• **PROBLEM TO SOLVE**
From the listing below, copy each line where "score" occurs.

• **RECORD SET**
--------------------------------------------------

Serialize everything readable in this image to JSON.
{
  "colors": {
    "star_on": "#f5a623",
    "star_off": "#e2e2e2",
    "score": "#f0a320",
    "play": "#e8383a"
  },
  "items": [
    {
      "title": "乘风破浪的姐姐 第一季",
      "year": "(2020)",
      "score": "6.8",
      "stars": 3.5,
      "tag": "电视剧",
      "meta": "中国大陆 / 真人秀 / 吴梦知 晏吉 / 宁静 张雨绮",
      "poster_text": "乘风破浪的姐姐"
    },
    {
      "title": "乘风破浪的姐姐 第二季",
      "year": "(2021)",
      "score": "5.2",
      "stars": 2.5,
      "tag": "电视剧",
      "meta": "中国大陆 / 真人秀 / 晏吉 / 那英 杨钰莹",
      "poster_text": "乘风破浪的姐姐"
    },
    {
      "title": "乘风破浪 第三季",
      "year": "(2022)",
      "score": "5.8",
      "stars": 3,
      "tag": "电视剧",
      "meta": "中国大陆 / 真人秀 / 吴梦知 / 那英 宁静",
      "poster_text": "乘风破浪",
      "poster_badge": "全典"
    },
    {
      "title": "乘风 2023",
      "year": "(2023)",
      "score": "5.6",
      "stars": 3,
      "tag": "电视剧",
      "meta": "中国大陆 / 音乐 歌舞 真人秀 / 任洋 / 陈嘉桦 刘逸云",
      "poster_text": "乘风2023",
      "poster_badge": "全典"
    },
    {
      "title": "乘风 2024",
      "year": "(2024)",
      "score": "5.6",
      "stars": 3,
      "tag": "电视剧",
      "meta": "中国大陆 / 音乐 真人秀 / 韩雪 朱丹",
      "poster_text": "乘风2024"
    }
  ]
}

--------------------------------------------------

• **RESULT OF THIS TASK**
    "score": "#f0a320",
      "score": "6.8",
      "score": "5.2",
      "score": "5.8",
      "score": "5.6",
      "score": "5.6",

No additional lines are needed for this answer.